Your search returned 5 results in 3 document sections:

Southern Historical Society Papers, Volume 37. (ed. Reverend J. William Jones), chapter 1.7 (search)
cessful men. Go where you will through our State, and you will find them respected and at the head of the communities in which they live. In business I can name you a dozen of the leading houses in this city whose members were with Johnson and McCausland, when your city was burned. The bar throughout the State is full of them; and they are, in many cases, among the leaders of their circuits. They are doctors in good standing in their profession; and many of the most thrifty farmers in this Sturned. One more little episode in which I am happy to say I agree with Mr. Hoke's statement and I am done. When we arrived at Hancock, tribute was also laid on that little town, and it was soon rumored in our regiment that in default thereof McCausland had determined to burn it. The spirit of indignation aroused by this report was intense and had the threat been carried out there would have been a fight right then and there without the participation of the boys in blue. And now, with thank

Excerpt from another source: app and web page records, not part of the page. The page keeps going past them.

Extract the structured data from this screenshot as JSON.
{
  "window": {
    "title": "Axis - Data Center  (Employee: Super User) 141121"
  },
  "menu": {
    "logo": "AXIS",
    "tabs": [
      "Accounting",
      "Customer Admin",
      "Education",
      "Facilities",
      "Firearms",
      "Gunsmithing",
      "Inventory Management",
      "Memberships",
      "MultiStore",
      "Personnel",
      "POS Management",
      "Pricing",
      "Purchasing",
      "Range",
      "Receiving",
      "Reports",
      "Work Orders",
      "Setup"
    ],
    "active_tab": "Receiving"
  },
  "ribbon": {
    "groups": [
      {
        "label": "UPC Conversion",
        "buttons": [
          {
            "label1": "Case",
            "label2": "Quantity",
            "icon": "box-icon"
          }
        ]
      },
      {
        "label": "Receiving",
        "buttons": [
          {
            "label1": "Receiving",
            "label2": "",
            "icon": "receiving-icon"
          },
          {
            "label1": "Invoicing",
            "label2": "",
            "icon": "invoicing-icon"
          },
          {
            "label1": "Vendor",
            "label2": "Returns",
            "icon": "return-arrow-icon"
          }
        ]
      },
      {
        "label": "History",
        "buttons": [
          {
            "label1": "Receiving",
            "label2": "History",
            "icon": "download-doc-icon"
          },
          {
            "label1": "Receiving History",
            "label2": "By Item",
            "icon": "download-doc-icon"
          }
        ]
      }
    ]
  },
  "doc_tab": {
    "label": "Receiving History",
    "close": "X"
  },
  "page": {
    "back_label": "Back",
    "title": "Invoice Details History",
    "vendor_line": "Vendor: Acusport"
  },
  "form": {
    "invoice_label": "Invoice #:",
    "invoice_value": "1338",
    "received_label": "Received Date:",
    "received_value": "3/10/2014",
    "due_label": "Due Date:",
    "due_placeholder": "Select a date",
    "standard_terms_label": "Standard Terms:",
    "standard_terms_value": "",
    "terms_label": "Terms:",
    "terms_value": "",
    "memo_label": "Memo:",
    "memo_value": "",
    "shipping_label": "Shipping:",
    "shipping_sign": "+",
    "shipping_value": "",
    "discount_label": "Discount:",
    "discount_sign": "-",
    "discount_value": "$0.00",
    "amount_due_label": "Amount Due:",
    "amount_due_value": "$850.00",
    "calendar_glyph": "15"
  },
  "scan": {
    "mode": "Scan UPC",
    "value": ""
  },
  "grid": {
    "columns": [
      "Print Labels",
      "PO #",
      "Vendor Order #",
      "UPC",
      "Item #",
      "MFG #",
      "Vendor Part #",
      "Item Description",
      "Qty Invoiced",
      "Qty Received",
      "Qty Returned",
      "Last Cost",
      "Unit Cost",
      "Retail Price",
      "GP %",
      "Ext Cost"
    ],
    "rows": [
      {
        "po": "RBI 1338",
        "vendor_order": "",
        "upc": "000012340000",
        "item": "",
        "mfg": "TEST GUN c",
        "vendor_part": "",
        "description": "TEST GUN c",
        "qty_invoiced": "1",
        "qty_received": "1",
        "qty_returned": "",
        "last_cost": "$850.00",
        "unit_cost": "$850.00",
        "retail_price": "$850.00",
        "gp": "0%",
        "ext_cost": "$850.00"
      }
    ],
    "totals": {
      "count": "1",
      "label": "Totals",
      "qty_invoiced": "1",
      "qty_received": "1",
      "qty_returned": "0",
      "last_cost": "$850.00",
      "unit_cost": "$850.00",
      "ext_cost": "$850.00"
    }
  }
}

Southern Historical Society Papers, Volume 37. (ed. Reverend J. William Jones), An incident of the battle of Winchester, or Opequon. (search)
An incident of the battle of Winchester, or Opequon. The following incident of the evening before the battle of Winchester, or Opequon, and of the early morning on which it was fought, is illustrative of the situation: I was at that time second lieutenant of the Charlotte Cavalry, Company B, Fourteenth Virginia Cavalry, of McCausland's brigade. I had charge of a line of pickets extending from Brucetown, on the banks of the Opequon, to the crossing of the Berryville pike. I had gotten acquainted with some of the officers and men of the Federal army, who picketed the opposite side of the stream, and we exchanged civilities when not firing. One of my acquaintances was a Yankee lieutenant, and we had gotten on as easy terms as were compatible with our hostile relations. On the afternoon of the 18th of September, 1864, this officer hallooed across the Opequon to me: Don't you want some newspapers? Of course, I replied that I did. He rolled them around a stone or stick and flun
Southern Historical Society Papers, Volume 37. (ed. Reverend J. William Jones), Cloyd's Mountain battle. (search)
aptured or missing. The casualties were mainly in the Forty-sixth Virginia Infantry Regiments, Morgan's dismounted men and the Forty-fifth Virginia Battalion. Crook's force was three times as great as that of the Confederate, under Jenkins and McCausland. R. W. H. Editor of the Confederate Column: Sir,—The reports of the Confederate officers about this battle are published in the War Records, Washington, D. C., 1891, Vol. 38, part 1. I was volunteer aide on Colonel Beuhring Jones' staff Monroe county, an officer of the artillery company near by, shouted out to me: Cling to your horse, Major, he will take you right to the ambulances, which were a little ahead of me. This I did, and then I was taken off the battlefield. General McCausland passed me in retreat just as I was shot, and his horse was then slightly wounded. A squad of Yankee cavalry with surgeon were sent to Guthrie's dwelling house the day after the battle to make prisoners of us. They paroled Jenkins and Smi